Lacan's most sustained discussion of ethics occurs in his seminal Seminar Seven from 1959-60, entitled The Ethics of Psychoanalysis.1 Not only does this seminar register a gradual shift from an earlier emphasis on desire to a later focus on the real and the drive, but it is also a crucial articulation of what might seem for some to be an oxymoronic conjunction—psychoanalysis and ethics. Such a conjunction, as opposed to a Sartrean or Levinasian model that would situate ethics in relation to the Other,2 takes as its [End Page 135] touchstone Freud's stinging critique in Civilization and Its Discontents of the biblical injunction to love the neighbor as oneself. Here it is not merely a question of understanding why the neighbor may be equally an object of hatred, but of understanding how contradictory sentiments are also to be found at the heart of the self, and hence why a viable system of ethics must take this into consideration.3 In other words, ethics is not to be thought primarily as a relation to the other so much as a nonrelation to the self.4 Thus, when Lacan opposes the good to the beautiful, it is precisely the relational aspect of the good that he denigrates.

Lacan links the good to the dialectic and to the power to deprive others, situating it squarely in the realm of morality. The beautiful, by contrast, marks a space of nonrelation where it is not so much a matter of two distinct selves but rather of a single self whose desire is not its own. In Seminar Six from the previous year, Lacan analyzes Hamlet and suggests that the reason Hamlet does not kill Claudius is that he is traversed by his mother's desire.
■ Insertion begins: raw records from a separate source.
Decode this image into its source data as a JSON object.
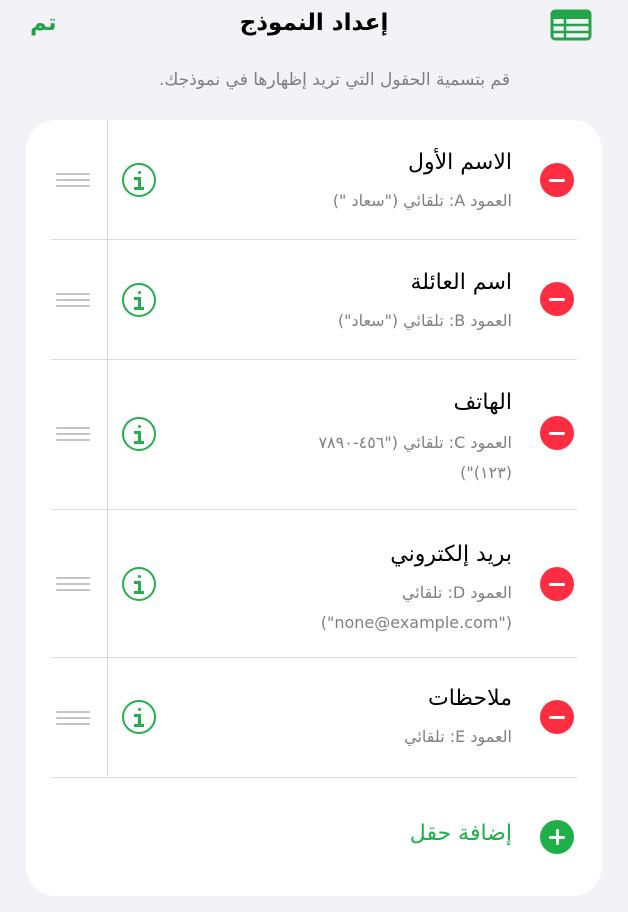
{
  "navbar": {
    "done_label": "تم",
    "title": "إعداد النموذج",
    "sheet_icon": "table-grid-icon"
  },
  "subtitle": "قم بتسمية الحقول التي تريد إظهارها في نموذجك.",
  "fields": [
    {
      "name": "الاسم الأول",
      "description": "العمود A: تلقائي (\"سعاد \")"
    },
    {
      "name": "اسم العائلة",
      "description": "العمود B: تلقائي (\"سعاد\")"
    },
    {
      "name": "الهاتف",
      "description": "العمود C: تلقائي (\"٤٥٦-٧٨٩٠ (١٢٣)\")"
    },
    {
      "name": "بريد إلكتروني",
      "description": "العمود D: تلقائي (\"none@example.com\")"
    },
    {
      "name": "ملاحظات",
      "description": "العمود E: تلقائي"
    }
  ],
  "add_field_label": "إضافة حقل",
  "colors": {
    "accent_green": "#24a44a",
    "delete_red": "#ff2d41",
    "background": "#f3f2f7"
  },
  "icons": {
    "delete": "minus-circle-icon",
    "info": "info-circle-icon",
    "reorder": "drag-handle-icon",
    "add": "plus-circle-icon"
  }
}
He emphasizes that Hamlet's desire is "the desire not for his mother, but of his mother."5 Between Seminars Six and Seven, Lacan shifts his focus from desire to ethics, from...